So far, Booth hews to objective one-said-the-other-said parallelism.  Sadly, it doesn’t last long.

Booth is not content to let both parties have their say.  He can’t resist a trifecta – not just a balance of Palestinian and Israeli views, but Booth’s own opinion and judgment also are tossed in the pot.  And when he does this, he tilts the article in favor of the Palestinian side.

As in the fourth paragraph, as Booth opines that Palestinian rock-throwers “rarely pose a serious threat to soldiers in helmets and protective gear.”  Score a big one for the Palestinian side as Booth dismisses the lethality of Palestinian rock-throwing barrages.

Or when Booth draws his own conclusion about the wider impact of Palestinian rock-throwers.  As in his eleventh paragraph, when he lets us in on his personal view about the killing of Mohammed al-Kasbah: “The shooting of Kasbah is the latest reminder of how the Israeli occupation of the West Bank, now in its 48th year, continues to take lives and leave scars.”  Goodbye, objective journalism.  Booth is feeding readers pro-Palestinian propaganda, pure and simple.  No mention of Palestinian terrorism.  It’s Israel – and Israel alone – that is responsible for the conflict, according to Booth.  Goodbye to the supposedly balanced “dueling views” promised by the headline.

To telegraph his own views, Booth ends his article with a heart-tugging coda, uncritically quoting the Palestinian teen’s father: “You ask me why this happened to my family? I will tell you. The reason is that we live in this camp. All we have known is jail, jail, jail. If we were still living in my home village, none of this would ever have happened.”

There’s another way to gauge the fairness – of lack thereof – of Booth’s piece.  His article, along with two photographs of demonstrating Palestinians, spares no ink.  But quantitatively, it’s hugely unbalanced – 18 paragraphs for the Palestinian side, 7 paragraphs for the Israeli side.

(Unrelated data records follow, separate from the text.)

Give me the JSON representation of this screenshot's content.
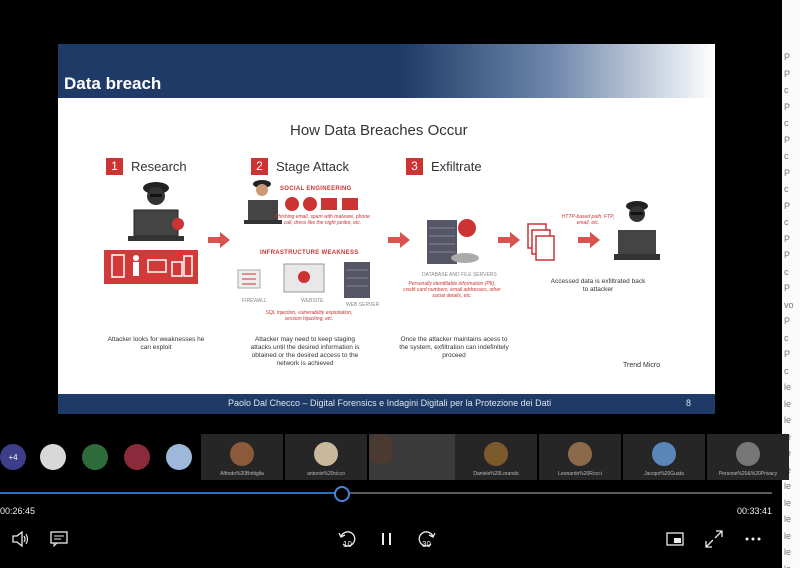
{
  "slide": {
    "title": "Data breach",
    "infographic_title": "How Data Breaches Occur",
    "steps": [
      {
        "num": "1",
        "label": "Research"
      },
      {
        "num": "2",
        "label": "Stage Attack"
      },
      {
        "num": "3",
        "label": "Exfiltrate"
      }
    ],
    "social_engineering": "SOCIAL ENGINEERING",
    "social_engineering_desc": "Phishing email, spam with malware, phone call, dress like the night janitor, etc.",
    "infrastructure_weakness": "INFRASTRUCTURE WEAKNESS",
    "infrastructure_desc": "SQL injection, vulnerability exploitation, session hijacking, etc.",
    "firewall": "FIREWALL",
    "website": "WEBSITE",
    "web_server": "WEB SERVER",
    "database_label": "DATABASE AND FILE SERVERS",
    "database_desc": "Personally identifiable information (PII), credit card numbers, email addresses, other social details, etc.",
    "http_desc": "HTTP-based path, FTP, email, etc.",
    "exfil_note": "Accessed data is exfiltrated back to attacker",
    "caption_research": "Attacker looks for weaknesses he can exploit",
    "caption_stage": "Attacker may need to keep staging attacks until the desired information is obtained or the desired access to the network is achieved",
    "caption_exfil": "Once the attacker maintains acess to the system, exfiltration can indefinitely proceed",
    "credit": "Trend Micro",
    "footer": "Paolo Dal Checco – Digital Forensics e Indagini Digitali per la Protezione dei Dati",
    "page": "8"
  },
  "participants": {
    "more": "+4",
    "tiles": [
      {
        "name": "Alfredo%20Bottiglia",
        "color": "#8a5a3a"
      },
      {
        "name": "antonio%20cicco",
        "color": "#c9b89c"
      },
      {
        "name": "",
        "color": "#4a3a30"
      },
      {
        "name": "Daniele%20Lorando",
        "color": "#7a5a2a"
      },
      {
        "name": "Leonardo%20Rocci",
        "color": "#8a6a4a"
      },
      {
        "name": "Jacopo%20Guata",
        "color": "#5a86b8"
      },
      {
        "name": "Persone%20&%20Privacy",
        "color": "#777777"
      }
    ]
  },
  "player": {
    "current_time": "00:26:45",
    "total_time": "00:33:41",
    "progress": 0.443,
    "skip_back": "10",
    "skip_forward": "30"
  },
  "side_panel_lines": [
    "P",
    "P",
    "c",
    "P",
    "c",
    "P",
    "c",
    "P",
    "c",
    "P",
    "c",
    "P",
    "P",
    "c",
    "P",
    "vo",
    "P",
    "c",
    "P",
    "c",
    "le",
    "le",
    "le",
    "le",
    "le",
    "le",
    "le",
    "le",
    "le",
    "le",
    "le",
    "le"
  ]
}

Leo Rennert is a former White House correspondent and Washington bureau chief of McClatchy Newspapers.